Work order: Each line that has the string "label" must be copied from the records below.

Items from an interface collection:
####

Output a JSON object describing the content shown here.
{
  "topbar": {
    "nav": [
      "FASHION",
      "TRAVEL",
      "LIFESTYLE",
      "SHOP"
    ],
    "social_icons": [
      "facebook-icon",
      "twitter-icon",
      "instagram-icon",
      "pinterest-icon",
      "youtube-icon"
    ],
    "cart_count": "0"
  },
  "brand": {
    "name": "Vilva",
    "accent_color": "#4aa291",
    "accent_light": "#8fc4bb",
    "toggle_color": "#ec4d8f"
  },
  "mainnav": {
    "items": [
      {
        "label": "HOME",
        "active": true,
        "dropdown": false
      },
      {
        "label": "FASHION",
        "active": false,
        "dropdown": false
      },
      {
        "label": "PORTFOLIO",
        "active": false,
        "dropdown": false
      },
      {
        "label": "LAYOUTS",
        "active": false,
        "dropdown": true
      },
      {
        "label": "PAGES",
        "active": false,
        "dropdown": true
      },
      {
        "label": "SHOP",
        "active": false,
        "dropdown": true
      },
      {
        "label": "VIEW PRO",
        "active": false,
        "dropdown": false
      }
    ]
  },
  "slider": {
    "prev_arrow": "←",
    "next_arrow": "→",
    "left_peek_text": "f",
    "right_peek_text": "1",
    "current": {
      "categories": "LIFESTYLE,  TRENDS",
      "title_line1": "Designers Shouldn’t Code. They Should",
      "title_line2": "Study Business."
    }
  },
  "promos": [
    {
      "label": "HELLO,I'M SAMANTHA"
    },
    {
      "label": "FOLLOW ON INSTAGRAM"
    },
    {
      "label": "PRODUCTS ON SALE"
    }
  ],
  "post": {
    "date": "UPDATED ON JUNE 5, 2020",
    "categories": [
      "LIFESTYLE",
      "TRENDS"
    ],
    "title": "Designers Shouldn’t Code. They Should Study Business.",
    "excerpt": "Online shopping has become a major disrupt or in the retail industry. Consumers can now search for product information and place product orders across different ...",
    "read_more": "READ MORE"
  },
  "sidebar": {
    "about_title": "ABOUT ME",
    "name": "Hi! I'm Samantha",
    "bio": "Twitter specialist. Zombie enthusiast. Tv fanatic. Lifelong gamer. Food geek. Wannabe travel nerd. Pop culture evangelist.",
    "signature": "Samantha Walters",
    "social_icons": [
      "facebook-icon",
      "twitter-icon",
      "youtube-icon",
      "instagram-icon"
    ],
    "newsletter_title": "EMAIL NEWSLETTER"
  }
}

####

Task solution:
        "label": "HOME",
        "label": "FASHION",
        "label": "PORTFOLIO",
        "label": "LAYOUTS",
        "label": "PAGES",
        "label": "SHOP",
        "label": "VIEW PRO",
      "label": "HELLO,I'M SAMANTHA"
      "label": "FOLLOW ON INSTAGRAM"
      "label": "PRODUCTS ON SALE"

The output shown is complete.